Read the interview here: An Interview with Amina Gautier
You walk into the coffeehouse and pick a seat beside the thin woman whose beauty is coiled into tight vines of hair. Never seen her here before, you think as you slide into the bench beside her, careful not to get caught looking in her direction.
You take off your coat, power up your laptop, check your cell phone for messages. You coyly lay your trap.
Read the rest of this “flash fiction” here: Sex Coffee

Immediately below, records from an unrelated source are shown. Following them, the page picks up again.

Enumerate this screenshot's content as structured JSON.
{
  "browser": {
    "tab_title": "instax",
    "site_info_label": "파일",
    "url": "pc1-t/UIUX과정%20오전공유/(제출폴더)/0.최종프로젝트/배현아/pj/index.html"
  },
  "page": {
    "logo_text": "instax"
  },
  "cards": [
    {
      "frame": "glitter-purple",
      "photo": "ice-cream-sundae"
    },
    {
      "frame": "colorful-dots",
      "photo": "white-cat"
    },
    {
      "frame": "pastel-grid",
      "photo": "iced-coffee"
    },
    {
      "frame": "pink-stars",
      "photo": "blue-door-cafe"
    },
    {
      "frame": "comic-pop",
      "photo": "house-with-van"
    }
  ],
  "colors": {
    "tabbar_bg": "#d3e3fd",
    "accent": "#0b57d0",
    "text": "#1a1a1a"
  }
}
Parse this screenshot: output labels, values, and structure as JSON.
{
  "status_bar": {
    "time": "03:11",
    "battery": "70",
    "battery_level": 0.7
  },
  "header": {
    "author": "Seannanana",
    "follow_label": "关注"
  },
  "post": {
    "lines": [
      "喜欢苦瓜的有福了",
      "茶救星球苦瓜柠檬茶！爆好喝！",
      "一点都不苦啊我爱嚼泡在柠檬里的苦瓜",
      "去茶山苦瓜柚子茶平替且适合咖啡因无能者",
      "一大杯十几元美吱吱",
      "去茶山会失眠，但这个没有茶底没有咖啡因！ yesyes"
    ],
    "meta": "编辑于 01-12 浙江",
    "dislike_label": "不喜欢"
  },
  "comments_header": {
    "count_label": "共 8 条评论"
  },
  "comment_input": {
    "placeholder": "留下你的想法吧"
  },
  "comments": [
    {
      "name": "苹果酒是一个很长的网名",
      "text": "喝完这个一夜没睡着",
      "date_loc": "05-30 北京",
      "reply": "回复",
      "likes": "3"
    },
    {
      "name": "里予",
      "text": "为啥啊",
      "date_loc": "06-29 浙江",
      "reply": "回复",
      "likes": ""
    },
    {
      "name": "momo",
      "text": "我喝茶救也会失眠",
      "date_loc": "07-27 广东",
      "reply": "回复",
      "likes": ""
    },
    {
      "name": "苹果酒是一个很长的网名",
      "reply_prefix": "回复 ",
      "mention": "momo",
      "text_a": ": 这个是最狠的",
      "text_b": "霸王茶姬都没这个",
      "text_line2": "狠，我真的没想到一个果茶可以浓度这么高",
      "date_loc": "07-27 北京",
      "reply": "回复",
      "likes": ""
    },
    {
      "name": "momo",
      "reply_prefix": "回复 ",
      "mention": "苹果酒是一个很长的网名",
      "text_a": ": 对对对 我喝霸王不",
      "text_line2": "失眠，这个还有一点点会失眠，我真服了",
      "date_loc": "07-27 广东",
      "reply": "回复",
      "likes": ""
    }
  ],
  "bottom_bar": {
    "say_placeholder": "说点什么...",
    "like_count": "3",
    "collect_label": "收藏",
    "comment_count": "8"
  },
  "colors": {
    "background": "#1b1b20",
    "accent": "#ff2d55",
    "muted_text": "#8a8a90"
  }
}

In Cole Lavalais’ debut novel Summer of the Cicadas, Viola “Vi” Moon hopes to leave her experience at a mental health facility behind when she enrolls in a small black college in the south, but the stability she hoped she’d gain fractures more quickly than she anticipated. Vi thinks the best way to regain her sanity is to begin a relationship with Perry, the only son of a black, Southern elite family. When Vi struggles to find her place in school and with Perry, she launches an obsessive search for the father she can’t fully remember or completely forget.
Summer of the Cicadas is a striking debut that challenges the reader to figure out what is real, what is true, and what is now. Lavalais turns the idea of legacy upside when characters are confronted with inheriting family secrets, mental illness, respectability politics, and deception. Who or what haunts us as we try to find ourselves, stuck with family names and histories we didn’t choose? How much of our histories should we hold on to as we prepare for our futures? In a telephone interview, Lavalais talked with me about the stigma of mental illness, diversity issues in publishing, and how black women writers can support each other.
READ THE FULL INTERVIEW HERE: Cole Lavalais on THE TOAST